HK female managers unhappy with prospects
Hong Kong has the least optimistic female middle managers in Asia-Pacific, according to a report by talent acquisition and management solutions provider Alexander Mann Solutions (AMS).
The report, “Engaging the Full Potential of Female Middle Managers”, polled women working at this level in Australia, the mainland, Hong Kong, the Philippines and Singapore, and found a third of respondents here believed they will not be promoted. “Only 60 per cent of Hong Kong women were satisfied with their opportunities for progression,” says Martin Cerullo, Asia-Pacific MD of development at AMS.

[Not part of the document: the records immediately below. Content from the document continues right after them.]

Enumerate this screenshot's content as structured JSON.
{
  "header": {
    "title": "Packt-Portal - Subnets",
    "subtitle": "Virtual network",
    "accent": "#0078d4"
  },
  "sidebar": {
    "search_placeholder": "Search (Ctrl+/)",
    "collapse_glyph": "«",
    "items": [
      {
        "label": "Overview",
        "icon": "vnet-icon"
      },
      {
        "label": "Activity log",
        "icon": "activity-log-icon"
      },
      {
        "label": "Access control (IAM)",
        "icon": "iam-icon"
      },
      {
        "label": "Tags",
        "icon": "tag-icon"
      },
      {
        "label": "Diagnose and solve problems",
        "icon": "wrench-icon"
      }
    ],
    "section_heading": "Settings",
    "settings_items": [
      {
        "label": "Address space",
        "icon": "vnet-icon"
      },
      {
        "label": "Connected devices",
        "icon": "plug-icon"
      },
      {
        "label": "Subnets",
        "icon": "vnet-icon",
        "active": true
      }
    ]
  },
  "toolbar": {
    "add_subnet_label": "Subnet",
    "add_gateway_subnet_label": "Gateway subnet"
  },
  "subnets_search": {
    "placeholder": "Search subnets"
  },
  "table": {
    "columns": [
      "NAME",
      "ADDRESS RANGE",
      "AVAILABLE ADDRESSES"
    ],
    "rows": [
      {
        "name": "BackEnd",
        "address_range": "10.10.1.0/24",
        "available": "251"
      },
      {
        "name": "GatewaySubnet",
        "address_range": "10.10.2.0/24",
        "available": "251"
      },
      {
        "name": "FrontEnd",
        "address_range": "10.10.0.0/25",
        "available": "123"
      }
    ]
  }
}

This figure compares unfavourably with the results from women in Australia, the Philippines and Singapore – which all polled in the mid-70 per cent region – and even more starkly with the 83 per cent of those surveyed in the mainland who said they were happy with their chances of advancement.
“Respondents are saying they’re not confident they have the opportunity to progress in their careers. A lot of that came back to the fact that there are some very traditional management structures in place, which perhaps aren’t as open to a more diverse management and senior leadership community as in other parts of the world,” Cerullo says.
“Another aspect is the lack of infrastructure in organisations to support women’s progression in their careers. There is the sense that it is much easier to find a job externally than within the organisation.”
And while only 53 per cent of Hong Kong women were satisfied with the clarity of their career paths in their firms, the number who felt they had a good relationship with their manager wasn’t much higher, at 60 per cent.
“The reason we decided to focus on the pipeline of middle managers was because this is the key to shifting female board representation,” Cerullo says. “Most organisations tend to find they’re losing their women at middle-management level. In general across Asia and Asia-Pacific, there has been much less development of a business case for the value of a more diverse workforce and leadership than there is in places like Australia, the US and the UK. I don’t think many companies understand the benefit it has to the bottom line.”
Cerullo says that a diverse workforce better reflects the range of customers a business serves, and that companies that implement such a policy tend to perform better on stock exchanges. He also says that the traditional notion that women will inevitably want a career break to concentrate on having a family is based on a lack of understanding of a changing workforce.
“Who might want to take time out to, say, travel the world is gender irrelevant,” he says, adding that both male and female members of Generation Y are likely to seek flexibility in their career. “Overall, Hong Kong and Asia are currently behind other parts of the world in terms of flexible working. There are fewer part-time jobs, much more rigidity around working hours and less opportunity to work from home.”
But isn’t work going to be all-consuming when you’re at the very top of any sizeable organisation? “The nature of more senior management positions makes it more challenging, but I think there are plenty of examples of very senior leaders who balance all elements of their life,” Cerullo says. “It has recently been reported how some of the most successful CEOs in the world are both extreme fitness freaks and very good at spending time with their families.”
Fern Ngai, CEO of Community Business, a non-profit organisation dedicated to advancing CSR in Asia, says companies need to develop fair and efficient pipelines to ensure women get an equal opportunity to reach the top. She suggests three ways in which they can do this.
First, companies should address the institutional barriers holding women back and seek to remove them. “They should ensure their internal policies and practices do not discriminate against or disadvantage women,” she says. “For example, recruitment or promotion panels should include women.”
Second, she believes cultural attitudes and stereotypes need to be questioned. “At the heart of the issue is the fundamental challenge of how to overcome enduring perceptions of traditional gender roles and create a workplace culture that is truly inclusive of women at all levels,” she says.
Third, management needs to take responsibility for leading the change. “Companies should engage their leaders, especially men, and acknowledge their key role as champions of change,” she says.
Women themselves are not let off the hook. “This is highlighted in Sheryl Sandberg’s book Lean In,” Ngai says. “Women are usually not as ambitious as men, and tend to undervalue and underestimate their abilities. Women should take ownership of their own careers and empower themselves, through measures such as recruiting a sponsor and/or a mentor, taking charge of their work-life balance, and identifying and influencing key stakeholders.”